Hajer Khalil is a 37-year-old woman from Hizawa village, a poor community in Derkar sub-district in Zakho province, Dohuk, Iraq.
Many women in Hajer’s community are socially marginalised. Under-age marriage is a frequent occurrence, for example. Although access to education nationally is now much improved, there is little self-determination amongst women in Hizawa to pursue a career. Most are housewives or provide additional modest support to their families through poultry raising, selling eggs, raising livestock, or through producing and selling milk.
After Hajer’s husband became ill, the only income coming into her family of seven was from her husband’s bi-monthly retirement salary of 220,000 IQD, which equates roughly to US$275. This was already a very low income considering the cost of living in the area and particularly because three of Hajer’s five children are already attending school.
To supplement the family income, Hajer tried to look for work, but she was not successful. Employment was already scarce, and the region’s 2014 economic crisis had further reduced the number of available opportunities.
“I come from a family of small poultry breeders,” said Hajer. “My dream was always to establish a small poultry farm of my own and bring in a modest income to my family. This was postponed due to my marriage and while I had a family. My husband used to work for the government as a policeman, and his income had been enough to support the family until he had to retire due to poor health.”
Thankfully, Hajer was eligible to participate in GOAL’s cash grant distribution initiative, and through this, she could pursue her dream. She established a small poultry-raising project and she now supplies local eggs and fresh chicken to markets in Zakho.
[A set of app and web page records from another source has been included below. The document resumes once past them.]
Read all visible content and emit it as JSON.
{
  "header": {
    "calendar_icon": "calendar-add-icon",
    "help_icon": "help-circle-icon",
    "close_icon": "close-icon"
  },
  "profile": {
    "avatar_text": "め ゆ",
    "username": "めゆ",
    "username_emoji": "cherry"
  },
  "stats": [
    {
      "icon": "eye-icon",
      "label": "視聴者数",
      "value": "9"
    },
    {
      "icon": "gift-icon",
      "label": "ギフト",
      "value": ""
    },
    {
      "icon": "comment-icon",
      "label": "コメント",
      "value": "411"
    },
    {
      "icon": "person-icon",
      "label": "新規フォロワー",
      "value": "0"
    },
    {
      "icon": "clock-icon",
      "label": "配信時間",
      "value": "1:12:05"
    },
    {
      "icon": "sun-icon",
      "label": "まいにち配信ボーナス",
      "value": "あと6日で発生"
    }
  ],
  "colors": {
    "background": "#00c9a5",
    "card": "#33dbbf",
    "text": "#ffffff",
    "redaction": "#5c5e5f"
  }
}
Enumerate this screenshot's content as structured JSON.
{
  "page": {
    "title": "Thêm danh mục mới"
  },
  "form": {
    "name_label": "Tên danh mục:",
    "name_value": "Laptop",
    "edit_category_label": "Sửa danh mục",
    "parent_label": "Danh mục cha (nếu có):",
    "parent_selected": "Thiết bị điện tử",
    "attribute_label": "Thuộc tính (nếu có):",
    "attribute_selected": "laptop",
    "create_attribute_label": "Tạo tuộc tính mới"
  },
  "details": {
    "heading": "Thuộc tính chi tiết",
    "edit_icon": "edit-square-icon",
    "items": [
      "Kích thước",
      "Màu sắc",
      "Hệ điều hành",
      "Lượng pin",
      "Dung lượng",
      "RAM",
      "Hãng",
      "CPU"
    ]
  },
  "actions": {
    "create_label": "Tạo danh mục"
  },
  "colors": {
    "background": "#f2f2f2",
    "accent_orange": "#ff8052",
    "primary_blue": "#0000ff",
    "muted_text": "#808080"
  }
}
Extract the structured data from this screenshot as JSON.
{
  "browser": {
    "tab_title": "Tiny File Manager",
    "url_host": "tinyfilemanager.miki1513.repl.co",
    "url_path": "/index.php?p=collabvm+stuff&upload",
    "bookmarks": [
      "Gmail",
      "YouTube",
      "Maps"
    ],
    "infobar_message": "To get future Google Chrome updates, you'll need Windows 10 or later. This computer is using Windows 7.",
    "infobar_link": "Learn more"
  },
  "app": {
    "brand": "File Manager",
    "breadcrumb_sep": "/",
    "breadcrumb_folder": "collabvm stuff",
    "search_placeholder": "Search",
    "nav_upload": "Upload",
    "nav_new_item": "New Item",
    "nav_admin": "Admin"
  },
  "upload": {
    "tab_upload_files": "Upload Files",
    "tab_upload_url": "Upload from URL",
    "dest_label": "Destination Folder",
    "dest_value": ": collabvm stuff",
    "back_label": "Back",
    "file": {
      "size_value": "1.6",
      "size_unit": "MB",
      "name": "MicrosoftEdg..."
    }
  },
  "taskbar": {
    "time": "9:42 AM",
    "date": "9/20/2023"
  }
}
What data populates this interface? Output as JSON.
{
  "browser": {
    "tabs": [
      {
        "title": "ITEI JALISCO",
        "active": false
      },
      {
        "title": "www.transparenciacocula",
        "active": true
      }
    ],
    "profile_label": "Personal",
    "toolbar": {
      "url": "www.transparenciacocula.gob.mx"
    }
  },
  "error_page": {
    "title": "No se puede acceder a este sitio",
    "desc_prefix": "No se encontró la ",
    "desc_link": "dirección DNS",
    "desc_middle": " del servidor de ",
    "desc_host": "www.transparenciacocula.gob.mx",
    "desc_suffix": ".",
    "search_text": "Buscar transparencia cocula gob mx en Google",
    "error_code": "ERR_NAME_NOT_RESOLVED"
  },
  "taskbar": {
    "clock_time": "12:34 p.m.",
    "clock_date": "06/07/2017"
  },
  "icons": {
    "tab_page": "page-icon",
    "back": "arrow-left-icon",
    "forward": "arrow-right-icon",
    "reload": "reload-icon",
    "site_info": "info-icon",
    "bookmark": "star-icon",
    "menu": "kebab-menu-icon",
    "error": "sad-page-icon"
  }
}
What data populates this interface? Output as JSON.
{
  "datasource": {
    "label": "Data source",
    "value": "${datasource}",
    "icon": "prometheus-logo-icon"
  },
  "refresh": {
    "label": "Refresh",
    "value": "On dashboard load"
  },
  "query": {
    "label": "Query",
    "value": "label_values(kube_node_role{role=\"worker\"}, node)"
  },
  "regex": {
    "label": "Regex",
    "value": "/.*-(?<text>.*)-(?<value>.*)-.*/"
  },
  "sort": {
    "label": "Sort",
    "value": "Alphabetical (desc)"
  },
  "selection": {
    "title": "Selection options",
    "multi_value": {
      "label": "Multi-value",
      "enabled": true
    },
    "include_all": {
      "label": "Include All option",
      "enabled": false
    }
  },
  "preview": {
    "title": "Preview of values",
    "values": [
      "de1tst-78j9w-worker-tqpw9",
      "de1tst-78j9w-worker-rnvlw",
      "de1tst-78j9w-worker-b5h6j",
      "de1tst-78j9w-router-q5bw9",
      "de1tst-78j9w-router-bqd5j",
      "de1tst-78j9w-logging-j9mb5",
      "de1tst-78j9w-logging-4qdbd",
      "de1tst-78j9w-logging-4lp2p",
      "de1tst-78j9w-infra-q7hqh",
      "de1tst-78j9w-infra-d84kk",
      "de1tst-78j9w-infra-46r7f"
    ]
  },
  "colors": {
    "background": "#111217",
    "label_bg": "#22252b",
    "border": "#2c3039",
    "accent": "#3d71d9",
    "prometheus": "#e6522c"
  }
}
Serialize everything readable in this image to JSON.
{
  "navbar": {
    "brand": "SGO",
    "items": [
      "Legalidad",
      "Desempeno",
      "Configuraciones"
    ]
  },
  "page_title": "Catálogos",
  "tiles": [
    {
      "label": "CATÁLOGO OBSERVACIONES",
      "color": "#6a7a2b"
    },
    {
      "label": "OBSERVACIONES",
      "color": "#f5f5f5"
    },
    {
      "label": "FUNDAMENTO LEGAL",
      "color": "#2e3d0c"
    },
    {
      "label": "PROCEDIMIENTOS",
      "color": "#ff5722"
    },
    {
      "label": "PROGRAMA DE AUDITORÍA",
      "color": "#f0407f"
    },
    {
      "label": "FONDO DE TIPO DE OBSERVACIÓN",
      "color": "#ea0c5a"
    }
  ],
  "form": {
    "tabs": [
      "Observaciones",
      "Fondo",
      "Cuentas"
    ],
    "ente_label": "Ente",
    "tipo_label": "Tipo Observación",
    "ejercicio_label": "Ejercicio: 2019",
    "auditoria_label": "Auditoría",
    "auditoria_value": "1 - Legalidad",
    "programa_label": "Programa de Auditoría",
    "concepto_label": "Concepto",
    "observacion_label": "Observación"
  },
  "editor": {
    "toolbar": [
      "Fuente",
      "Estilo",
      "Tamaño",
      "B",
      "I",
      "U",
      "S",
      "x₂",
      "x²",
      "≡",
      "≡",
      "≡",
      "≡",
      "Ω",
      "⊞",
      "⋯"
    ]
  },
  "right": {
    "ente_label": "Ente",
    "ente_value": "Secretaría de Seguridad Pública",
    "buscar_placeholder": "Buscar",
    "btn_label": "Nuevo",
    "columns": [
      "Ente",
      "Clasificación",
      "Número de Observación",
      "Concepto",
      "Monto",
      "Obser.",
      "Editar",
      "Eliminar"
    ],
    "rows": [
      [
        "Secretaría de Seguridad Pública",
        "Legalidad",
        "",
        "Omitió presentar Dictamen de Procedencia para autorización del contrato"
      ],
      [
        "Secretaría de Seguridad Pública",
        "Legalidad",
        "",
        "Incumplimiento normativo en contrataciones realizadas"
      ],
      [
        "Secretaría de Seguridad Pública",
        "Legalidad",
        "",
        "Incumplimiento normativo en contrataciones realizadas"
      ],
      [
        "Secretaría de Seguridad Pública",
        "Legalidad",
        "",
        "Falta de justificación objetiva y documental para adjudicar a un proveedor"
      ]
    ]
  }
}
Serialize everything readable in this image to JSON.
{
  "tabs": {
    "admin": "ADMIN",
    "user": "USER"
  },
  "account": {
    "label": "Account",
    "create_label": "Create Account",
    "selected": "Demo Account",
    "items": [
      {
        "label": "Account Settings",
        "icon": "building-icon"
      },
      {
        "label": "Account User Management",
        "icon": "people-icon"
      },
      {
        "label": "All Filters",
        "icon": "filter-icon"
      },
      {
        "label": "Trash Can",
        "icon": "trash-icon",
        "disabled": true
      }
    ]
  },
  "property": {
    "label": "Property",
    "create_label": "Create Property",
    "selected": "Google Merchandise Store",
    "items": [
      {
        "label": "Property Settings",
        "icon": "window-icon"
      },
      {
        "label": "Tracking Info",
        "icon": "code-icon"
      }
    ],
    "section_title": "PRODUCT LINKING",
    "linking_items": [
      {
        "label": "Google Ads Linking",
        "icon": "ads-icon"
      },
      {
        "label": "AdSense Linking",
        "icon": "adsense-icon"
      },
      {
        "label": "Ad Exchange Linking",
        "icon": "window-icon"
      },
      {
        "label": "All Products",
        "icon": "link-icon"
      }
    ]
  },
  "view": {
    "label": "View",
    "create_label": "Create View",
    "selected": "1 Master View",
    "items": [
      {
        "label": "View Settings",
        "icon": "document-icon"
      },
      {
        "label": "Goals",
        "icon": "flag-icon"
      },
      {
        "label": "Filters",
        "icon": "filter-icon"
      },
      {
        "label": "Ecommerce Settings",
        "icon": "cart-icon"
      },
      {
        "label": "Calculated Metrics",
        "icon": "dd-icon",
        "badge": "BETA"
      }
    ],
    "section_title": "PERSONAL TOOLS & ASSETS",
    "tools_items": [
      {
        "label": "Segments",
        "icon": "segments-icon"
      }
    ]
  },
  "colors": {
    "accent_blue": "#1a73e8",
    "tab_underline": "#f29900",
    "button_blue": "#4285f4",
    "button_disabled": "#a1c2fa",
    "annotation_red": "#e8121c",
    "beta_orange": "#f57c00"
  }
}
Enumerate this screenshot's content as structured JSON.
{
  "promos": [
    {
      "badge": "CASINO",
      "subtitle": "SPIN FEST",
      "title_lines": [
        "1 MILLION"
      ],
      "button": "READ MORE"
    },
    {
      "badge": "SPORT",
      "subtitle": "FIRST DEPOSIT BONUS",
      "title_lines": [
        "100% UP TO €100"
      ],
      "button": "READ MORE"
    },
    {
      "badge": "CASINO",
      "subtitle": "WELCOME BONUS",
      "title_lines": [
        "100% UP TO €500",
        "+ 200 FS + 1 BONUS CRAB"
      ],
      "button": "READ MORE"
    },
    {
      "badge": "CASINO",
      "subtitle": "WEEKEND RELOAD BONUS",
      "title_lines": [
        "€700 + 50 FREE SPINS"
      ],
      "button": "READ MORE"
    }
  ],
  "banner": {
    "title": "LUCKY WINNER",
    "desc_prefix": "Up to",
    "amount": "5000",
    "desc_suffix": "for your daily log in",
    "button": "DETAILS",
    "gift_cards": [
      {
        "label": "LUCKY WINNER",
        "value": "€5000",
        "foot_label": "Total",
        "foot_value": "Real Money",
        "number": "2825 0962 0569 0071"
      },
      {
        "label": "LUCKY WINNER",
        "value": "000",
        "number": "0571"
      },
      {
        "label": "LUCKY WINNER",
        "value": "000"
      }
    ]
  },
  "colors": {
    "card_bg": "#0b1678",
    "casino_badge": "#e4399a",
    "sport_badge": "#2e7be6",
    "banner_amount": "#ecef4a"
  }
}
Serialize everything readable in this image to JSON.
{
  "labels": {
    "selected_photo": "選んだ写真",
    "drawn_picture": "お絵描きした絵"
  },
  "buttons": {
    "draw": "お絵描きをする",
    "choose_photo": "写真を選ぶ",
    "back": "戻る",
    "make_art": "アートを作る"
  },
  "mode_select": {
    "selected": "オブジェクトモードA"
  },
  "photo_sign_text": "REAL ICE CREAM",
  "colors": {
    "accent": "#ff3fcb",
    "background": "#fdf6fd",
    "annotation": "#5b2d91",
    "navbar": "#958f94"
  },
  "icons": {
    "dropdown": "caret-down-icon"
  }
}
With income from her new project, she can support her family and pay back part of the family’s accumulated debts.
“I always wanted to start a small poultry breeding project because I had some experience in raising poultry,” Hajer added. “For example, I know how to deal with or prevent poultry diseases; I know how to protect animals during the region’s very hot summers and the very cold winters. Also, I could see there were no similar projects in the region. Therefore, the competition was low.
“The local Women’s Union advised me to apply for GOAL’s agricultural grant. They also helped me fill in the application since I am not educated. The application was successful.
“This grant was the best thing to happen to my family for years. I can now contribute towards my children's living expenses, their education, and I can provide treatment for my husband.
“I feel happy and more content about the positive change I can now make to my family’s life.”